To start with, we investigate how the price of cassava varies across months. Figure 1 below is a dot graph of price of cassava across the twelve months. From the figure, we can observe that cassava is generally more expensive from December to May with it been most expensive in March, with prices shooting up to around D20 per bunch (“sam”). It is relatively cheaper around June to November; however, it is cheapest in August which stands at around D14. The high prices especially towards May can be as a result of stock of cassava form the previous season getting depleted during these periods. Similarly like any other industry, there is a possibility of new investors which requires preparing through the purchase of its parts thus pushing the price up. Because cassava is recommended as a highly compatible intercrop, due to its water retention capacity and weed control, it is mostly used by farmers for intercropping option.
Figure 1: Average Price of Cassava, National, across the year
Let us now investigate the price of cassava across the year in the different LGAs represented in Figure 2. At first glance the figure looks complicated but is fairly straight forward. Each dot on the plot corresponds to a price level for a give month for each of the seven LGAs. This implies that there are seven different prices in each month and each of these prices corresponds to an LGA.

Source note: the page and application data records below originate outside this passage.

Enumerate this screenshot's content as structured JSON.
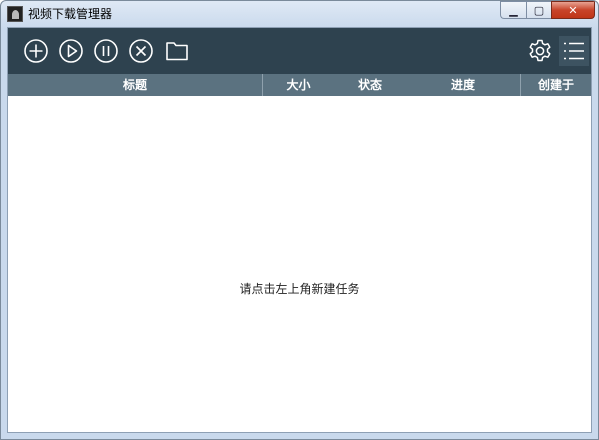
{
  "window": {
    "title": "视频下载管理器"
  },
  "window_controls": {
    "minimize": "▁",
    "maximize": "▢",
    "close": "✕"
  },
  "toolbar": {
    "left_buttons": [
      "add-task",
      "start",
      "pause",
      "delete",
      "open-folder"
    ],
    "right_buttons": [
      "settings",
      "menu"
    ]
  },
  "table": {
    "columns": [
      "标题",
      "大小",
      "状态",
      "进度",
      "创建于"
    ]
  },
  "empty_message": "请点击左上角新建任务",
  "colors": {
    "toolbar_bg": "#2e424f",
    "header_bg": "#5b7280",
    "icon": "#ffffff"
  }
}
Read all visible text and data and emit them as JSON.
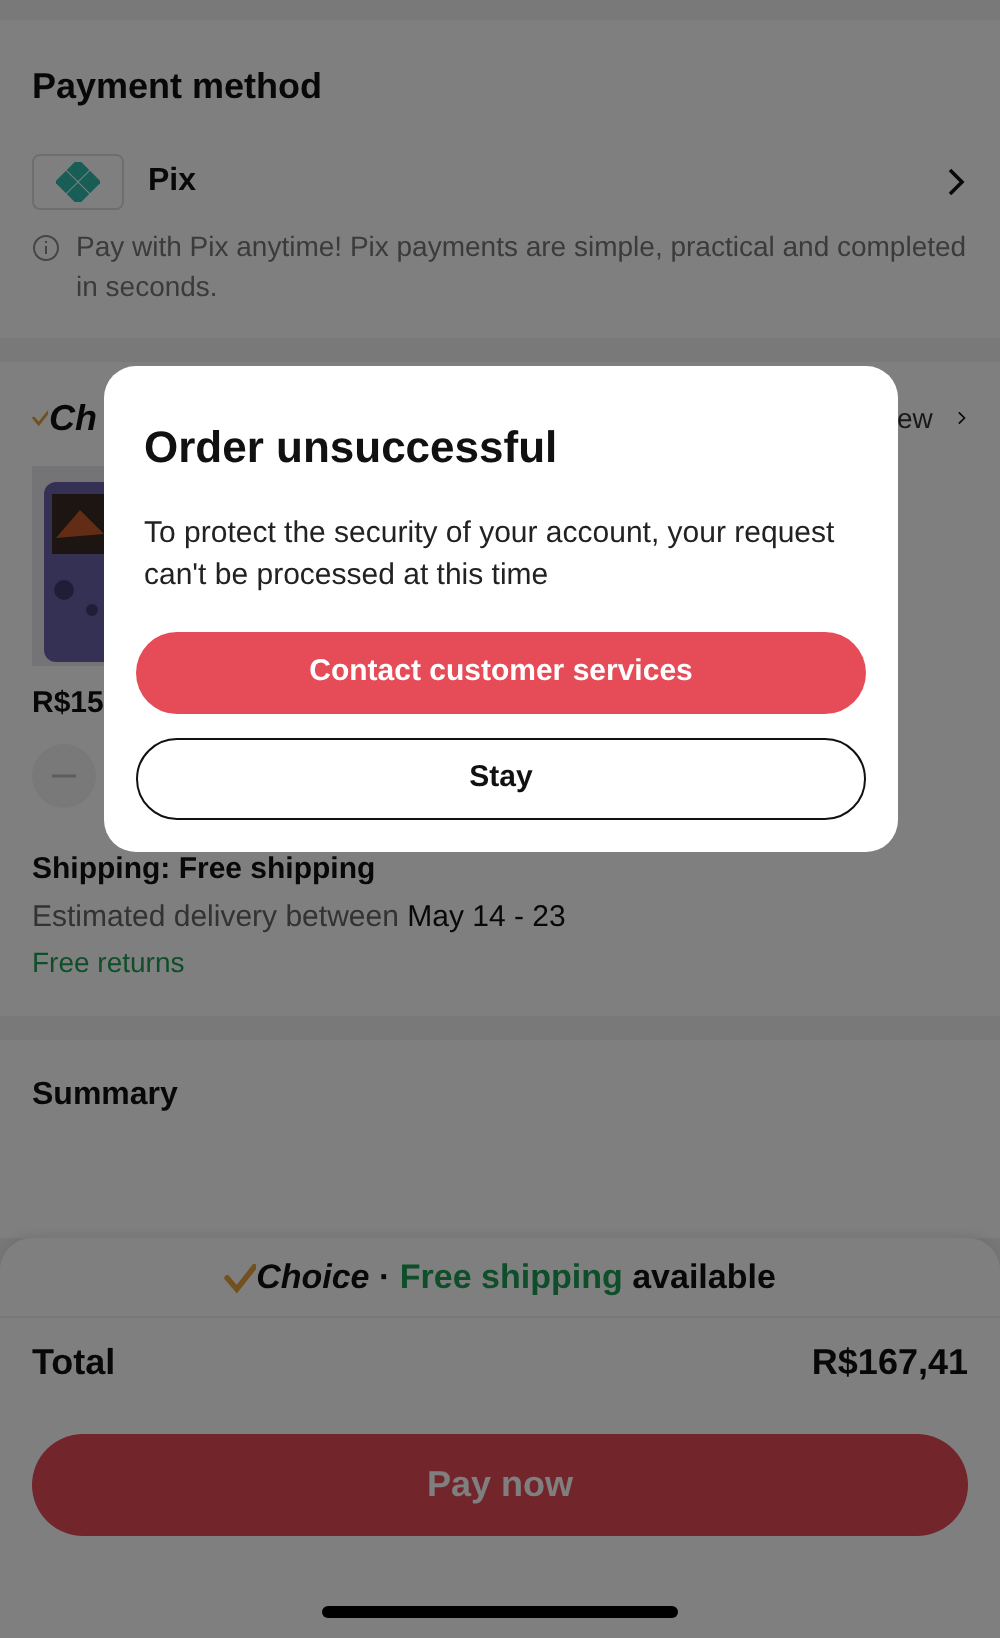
{
  "payment": {
    "title": "Payment method",
    "method": "Pix",
    "note": "Pay with Pix anytime! Pix payments are simple, practical and completed in seconds."
  },
  "items": {
    "logo_partial": "Ch",
    "link_partial": "ew",
    "price_partial": "R$15"
  },
  "shipping": {
    "title": "Shipping: Free shipping",
    "estimate_label": "Estimated delivery between",
    "estimate_dates": "May 14 - 23",
    "returns": "Free returns"
  },
  "summary": {
    "title": "Summary"
  },
  "banner": {
    "brand": "Choice",
    "separator": "·",
    "highlight": "Free shipping",
    "rest": "available"
  },
  "total": {
    "label": "Total",
    "value": "R$167,41"
  },
  "pay_button": "Pay now",
  "dialog": {
    "title": "Order unsuccessful",
    "message": "To protect the security of your account, your request can't be processed at this time",
    "buttons": [
      {
        "label": "Contact customer services",
        "kind": "primary"
      },
      {
        "label": "Stay",
        "kind": "outline"
      }
    ]
  }
}
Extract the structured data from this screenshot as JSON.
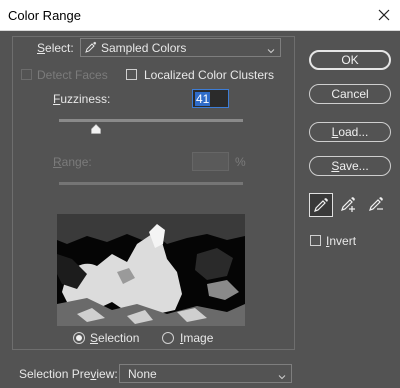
{
  "window": {
    "title": "Color Range"
  },
  "select": {
    "label": "Select:",
    "value": "Sampled Colors"
  },
  "options": {
    "detect_faces": "Detect Faces",
    "localized_color_clusters": "Localized Color Clusters"
  },
  "fuzziness": {
    "label": "Fuzziness:",
    "value": "41",
    "level_fraction": 0.2
  },
  "range": {
    "label": "Range:",
    "value": "",
    "unit": "%"
  },
  "preview_mode": {
    "selection_label": "Selection",
    "image_label": "Image",
    "selected": "Selection"
  },
  "buttons": {
    "ok": "OK",
    "cancel": "Cancel",
    "load": "Load...",
    "save": "Save..."
  },
  "invert": {
    "label": "Invert"
  },
  "selection_preview": {
    "label": "Selection Preview:",
    "value": "None"
  },
  "icons": [
    "eyedropper-icon",
    "eyedropper-plus-icon",
    "eyedropper-minus-icon",
    "close-icon",
    "chevron-down-icon"
  ]
}
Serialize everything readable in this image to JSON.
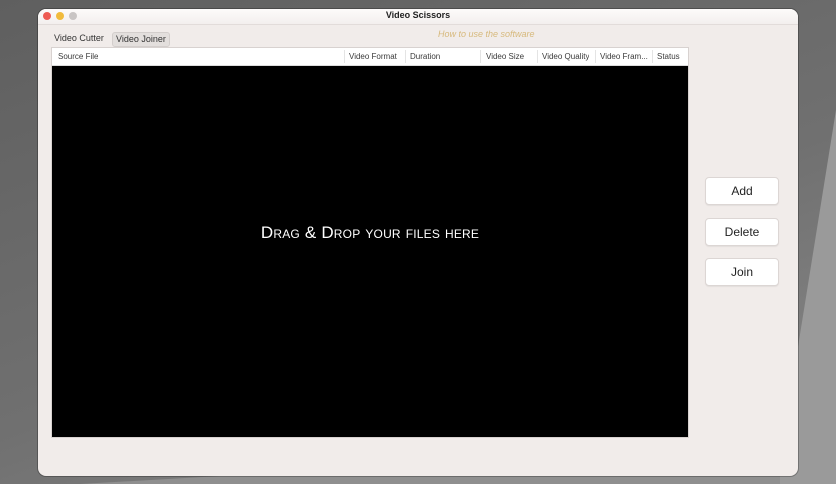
{
  "window": {
    "title": "Video Scissors"
  },
  "tabs": [
    {
      "label": "Video Cutter",
      "selected": false
    },
    {
      "label": "Video Joiner",
      "selected": true
    }
  ],
  "help_link": "How to use the software",
  "table": {
    "columns": [
      "Source File",
      "Video Format",
      "Duration",
      "Video Size",
      "Video Quality",
      "Video Fram...",
      "Status"
    ],
    "rows": [],
    "drop_hint": "Drag & Drop your files here"
  },
  "actions": {
    "add_label": "Add",
    "delete_label": "Delete",
    "join_label": "Join"
  },
  "colors": {
    "window_bg": "#f1ecea",
    "table_bg": "#000000",
    "help_link": "#d7b97c",
    "close": "#ee5b53",
    "minimize": "#f1bb3c"
  }
}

At first sight, you will notice there is less deviation in price across months in Kerewan, Janjanbureh and Basse with cassava being cheaper in Kerewan D10 than any other LGA. Cassava happens to be more expensive in Basse than any other LGA with relatively stable at around D25 across the whole year. It can also be justified to say that prices in Banjul and Kanifing do not carry any difference however, residents of these two LGAs can purchase cassava cheaper between June and August in which it is cheapest with price around D13. It is expense to purchase cassava around these two LGAs from January to May and December as prices rise to around D25. Prices in Brikama are relatively stable and cheaper from June to November whilst expensive from December to March and May with estimates around D15 and D25 respectively. Prices in Kuntaur area relatively cheaper at around April to October (D10) with a little spike at around March (around D17.5). It makes sense for prices to be high in these areas factoring both transportation as well as storage costs especially for Banjul and Kanifing were farming is not a predominant activity.
We have not had a chance to look at the total amount of cassava produced in each LGA, but we believe that the challenge in transporting cassava across the country as well and the lack of proper storage facilities means that the prices we observe reflect the amount of cassava produced in that LGA.
Figure 2: Price of Cassava, across the year by LGA
In summary, we’ve learnt that at the national level, cassava is relatively cheaper during the periods June to November, although there is significant variation in process across LGAs. We have seen that cassava is cheapest in Kerewan thus for those interested in venturing into arbitrage (buying from a low-price market and selling to a high price market), Kerewan and Janjanbureh are the best places to make your purchases. For those purchasing their goods in Kerewan, Kanifing and Banjul are great places to sell during the months December to May and Basse for the remaining months. For those purchasing their cassava in Janjanbureh, Basse is the best alternative all year round due to the LGAs’ proximity and Basse’s constant high prices.